EXERCISE INSTRUCTIONS: Supply the number of lines in the listing below in which the word "name" occurs, and nothing else.

---------------

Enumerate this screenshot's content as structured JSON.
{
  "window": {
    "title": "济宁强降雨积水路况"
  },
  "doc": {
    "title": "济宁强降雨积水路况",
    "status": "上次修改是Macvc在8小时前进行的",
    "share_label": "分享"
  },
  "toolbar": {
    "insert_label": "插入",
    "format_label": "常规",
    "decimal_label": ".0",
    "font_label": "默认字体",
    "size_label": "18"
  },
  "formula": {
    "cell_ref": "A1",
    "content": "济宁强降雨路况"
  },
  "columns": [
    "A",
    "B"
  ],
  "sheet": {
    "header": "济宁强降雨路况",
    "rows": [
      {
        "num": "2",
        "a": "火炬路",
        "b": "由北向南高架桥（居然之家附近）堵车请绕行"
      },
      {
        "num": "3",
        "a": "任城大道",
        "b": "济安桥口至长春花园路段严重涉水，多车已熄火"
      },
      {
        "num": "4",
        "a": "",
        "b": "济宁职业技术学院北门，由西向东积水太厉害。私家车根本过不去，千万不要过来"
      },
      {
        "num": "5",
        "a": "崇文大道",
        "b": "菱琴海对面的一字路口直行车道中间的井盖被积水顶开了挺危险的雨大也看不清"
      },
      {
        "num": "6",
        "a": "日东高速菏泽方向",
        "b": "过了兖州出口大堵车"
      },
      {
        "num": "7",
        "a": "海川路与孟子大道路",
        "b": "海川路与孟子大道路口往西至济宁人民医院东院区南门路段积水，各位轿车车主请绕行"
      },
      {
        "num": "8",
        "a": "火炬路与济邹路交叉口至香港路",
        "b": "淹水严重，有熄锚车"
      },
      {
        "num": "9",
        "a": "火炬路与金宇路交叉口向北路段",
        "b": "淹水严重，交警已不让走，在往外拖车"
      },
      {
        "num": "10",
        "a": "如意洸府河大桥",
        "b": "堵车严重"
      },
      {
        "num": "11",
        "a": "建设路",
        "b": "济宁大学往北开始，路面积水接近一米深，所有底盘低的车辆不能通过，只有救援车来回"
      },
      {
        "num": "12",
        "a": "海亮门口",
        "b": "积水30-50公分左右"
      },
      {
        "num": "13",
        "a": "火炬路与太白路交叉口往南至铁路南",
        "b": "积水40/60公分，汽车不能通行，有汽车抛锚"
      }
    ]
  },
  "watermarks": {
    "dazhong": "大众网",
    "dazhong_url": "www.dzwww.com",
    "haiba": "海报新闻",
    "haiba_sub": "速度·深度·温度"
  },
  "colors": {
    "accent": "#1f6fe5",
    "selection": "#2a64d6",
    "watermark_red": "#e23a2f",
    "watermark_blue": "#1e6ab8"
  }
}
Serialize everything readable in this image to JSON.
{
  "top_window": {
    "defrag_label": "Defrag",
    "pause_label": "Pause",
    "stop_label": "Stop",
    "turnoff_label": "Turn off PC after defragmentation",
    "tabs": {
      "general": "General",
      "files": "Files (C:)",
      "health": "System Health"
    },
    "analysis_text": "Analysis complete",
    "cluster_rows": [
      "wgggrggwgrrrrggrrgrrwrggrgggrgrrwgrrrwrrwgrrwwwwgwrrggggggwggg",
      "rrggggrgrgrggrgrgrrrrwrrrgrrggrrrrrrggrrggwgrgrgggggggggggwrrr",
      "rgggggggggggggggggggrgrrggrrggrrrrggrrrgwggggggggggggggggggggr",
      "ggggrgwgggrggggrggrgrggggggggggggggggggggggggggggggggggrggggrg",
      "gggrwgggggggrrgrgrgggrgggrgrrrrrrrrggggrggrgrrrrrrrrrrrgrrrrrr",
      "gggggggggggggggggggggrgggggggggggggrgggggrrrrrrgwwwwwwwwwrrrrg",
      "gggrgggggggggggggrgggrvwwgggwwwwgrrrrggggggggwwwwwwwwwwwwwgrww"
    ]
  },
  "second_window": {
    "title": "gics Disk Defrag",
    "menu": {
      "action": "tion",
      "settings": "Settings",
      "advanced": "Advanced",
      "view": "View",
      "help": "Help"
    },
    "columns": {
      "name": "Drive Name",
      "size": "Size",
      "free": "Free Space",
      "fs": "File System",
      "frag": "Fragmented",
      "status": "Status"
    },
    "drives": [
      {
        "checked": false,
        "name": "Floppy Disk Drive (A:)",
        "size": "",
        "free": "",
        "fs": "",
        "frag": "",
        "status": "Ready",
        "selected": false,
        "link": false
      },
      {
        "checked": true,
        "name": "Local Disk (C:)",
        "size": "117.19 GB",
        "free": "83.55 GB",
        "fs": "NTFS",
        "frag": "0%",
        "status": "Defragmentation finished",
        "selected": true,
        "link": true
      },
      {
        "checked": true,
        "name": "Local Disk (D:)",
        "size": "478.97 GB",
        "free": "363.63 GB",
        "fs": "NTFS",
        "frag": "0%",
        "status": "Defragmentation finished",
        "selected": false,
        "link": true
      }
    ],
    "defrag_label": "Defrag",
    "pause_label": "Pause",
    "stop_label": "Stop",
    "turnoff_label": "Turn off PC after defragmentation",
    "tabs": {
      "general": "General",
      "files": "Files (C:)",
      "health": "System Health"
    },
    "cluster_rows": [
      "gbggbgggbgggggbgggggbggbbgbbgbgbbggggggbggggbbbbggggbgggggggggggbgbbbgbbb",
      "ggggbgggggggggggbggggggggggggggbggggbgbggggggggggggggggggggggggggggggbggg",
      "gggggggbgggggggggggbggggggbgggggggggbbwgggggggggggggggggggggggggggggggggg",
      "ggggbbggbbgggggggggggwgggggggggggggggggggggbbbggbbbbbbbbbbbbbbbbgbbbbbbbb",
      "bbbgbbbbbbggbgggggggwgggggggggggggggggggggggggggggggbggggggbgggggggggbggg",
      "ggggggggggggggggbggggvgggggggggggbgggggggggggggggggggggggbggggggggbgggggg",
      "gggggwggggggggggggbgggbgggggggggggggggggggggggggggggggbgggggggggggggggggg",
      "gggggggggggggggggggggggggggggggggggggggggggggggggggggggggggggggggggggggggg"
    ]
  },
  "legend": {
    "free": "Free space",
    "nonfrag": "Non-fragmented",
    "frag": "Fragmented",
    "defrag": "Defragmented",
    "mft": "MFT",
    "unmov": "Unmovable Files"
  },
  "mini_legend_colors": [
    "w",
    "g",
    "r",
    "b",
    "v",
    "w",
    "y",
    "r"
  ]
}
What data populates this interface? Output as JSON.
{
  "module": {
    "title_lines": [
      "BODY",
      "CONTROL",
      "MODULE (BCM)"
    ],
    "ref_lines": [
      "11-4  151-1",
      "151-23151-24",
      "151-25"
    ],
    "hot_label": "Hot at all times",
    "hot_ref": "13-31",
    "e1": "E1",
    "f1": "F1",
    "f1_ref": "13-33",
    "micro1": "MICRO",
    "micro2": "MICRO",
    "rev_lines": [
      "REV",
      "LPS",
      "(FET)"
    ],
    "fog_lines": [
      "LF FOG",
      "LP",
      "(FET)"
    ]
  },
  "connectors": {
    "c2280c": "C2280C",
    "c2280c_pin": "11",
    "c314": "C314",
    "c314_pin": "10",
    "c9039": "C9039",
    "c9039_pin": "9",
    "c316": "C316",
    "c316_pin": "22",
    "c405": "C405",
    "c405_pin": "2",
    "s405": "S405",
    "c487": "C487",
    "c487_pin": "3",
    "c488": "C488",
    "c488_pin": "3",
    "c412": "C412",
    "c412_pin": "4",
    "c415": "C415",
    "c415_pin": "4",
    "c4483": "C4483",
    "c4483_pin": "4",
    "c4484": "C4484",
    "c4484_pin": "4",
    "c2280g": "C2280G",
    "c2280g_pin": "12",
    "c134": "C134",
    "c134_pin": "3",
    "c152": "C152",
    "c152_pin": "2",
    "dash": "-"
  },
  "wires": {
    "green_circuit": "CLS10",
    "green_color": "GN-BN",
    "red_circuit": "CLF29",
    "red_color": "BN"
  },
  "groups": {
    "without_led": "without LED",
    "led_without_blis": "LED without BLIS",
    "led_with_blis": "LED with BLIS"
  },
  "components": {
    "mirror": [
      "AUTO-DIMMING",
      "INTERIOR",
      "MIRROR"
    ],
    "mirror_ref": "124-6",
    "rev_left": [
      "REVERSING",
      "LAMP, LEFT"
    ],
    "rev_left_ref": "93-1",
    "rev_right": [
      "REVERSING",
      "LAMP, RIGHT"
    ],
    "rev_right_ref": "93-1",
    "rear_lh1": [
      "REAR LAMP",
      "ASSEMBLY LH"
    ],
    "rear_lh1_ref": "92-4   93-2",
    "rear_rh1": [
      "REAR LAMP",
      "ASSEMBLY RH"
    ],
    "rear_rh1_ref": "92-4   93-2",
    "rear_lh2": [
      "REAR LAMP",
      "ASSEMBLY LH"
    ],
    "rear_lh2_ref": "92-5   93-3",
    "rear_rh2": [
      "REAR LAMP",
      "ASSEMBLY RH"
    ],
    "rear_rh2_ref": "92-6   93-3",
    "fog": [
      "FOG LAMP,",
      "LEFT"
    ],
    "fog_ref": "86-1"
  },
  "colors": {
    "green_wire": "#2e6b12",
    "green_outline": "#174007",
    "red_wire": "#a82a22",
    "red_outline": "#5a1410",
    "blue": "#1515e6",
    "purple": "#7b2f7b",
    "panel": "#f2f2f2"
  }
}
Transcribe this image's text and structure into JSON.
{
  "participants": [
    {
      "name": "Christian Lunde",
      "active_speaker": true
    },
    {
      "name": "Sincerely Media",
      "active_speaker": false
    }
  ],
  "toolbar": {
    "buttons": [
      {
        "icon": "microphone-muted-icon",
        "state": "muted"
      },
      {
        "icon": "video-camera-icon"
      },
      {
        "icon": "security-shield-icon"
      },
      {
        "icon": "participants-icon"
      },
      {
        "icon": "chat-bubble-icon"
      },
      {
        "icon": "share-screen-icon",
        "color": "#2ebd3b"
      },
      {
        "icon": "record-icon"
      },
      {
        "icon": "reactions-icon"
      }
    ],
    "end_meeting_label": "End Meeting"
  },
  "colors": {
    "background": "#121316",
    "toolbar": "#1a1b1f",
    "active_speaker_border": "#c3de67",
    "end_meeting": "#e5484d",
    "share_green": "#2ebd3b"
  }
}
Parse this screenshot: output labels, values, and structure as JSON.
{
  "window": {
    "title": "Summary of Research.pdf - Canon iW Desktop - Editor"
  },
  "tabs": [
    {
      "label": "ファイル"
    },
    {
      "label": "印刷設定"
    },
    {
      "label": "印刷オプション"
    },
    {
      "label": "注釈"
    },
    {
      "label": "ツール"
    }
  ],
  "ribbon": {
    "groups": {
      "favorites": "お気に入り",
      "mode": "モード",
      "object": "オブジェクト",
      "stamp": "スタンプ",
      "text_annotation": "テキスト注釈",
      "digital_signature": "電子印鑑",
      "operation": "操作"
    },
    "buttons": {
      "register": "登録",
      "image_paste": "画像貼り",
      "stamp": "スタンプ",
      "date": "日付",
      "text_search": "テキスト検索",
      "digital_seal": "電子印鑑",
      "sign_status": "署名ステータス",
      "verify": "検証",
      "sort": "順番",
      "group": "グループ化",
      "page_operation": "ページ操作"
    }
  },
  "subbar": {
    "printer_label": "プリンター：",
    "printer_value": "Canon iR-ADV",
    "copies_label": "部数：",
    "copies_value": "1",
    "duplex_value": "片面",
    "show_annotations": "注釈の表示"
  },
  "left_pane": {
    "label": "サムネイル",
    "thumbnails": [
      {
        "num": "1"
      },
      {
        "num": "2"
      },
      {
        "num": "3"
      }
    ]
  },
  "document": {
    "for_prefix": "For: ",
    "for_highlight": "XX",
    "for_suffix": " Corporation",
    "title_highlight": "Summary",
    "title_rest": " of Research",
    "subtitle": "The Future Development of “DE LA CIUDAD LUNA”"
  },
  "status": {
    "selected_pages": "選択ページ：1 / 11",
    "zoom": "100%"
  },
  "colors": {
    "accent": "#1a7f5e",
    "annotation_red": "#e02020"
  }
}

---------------

RESULT: 6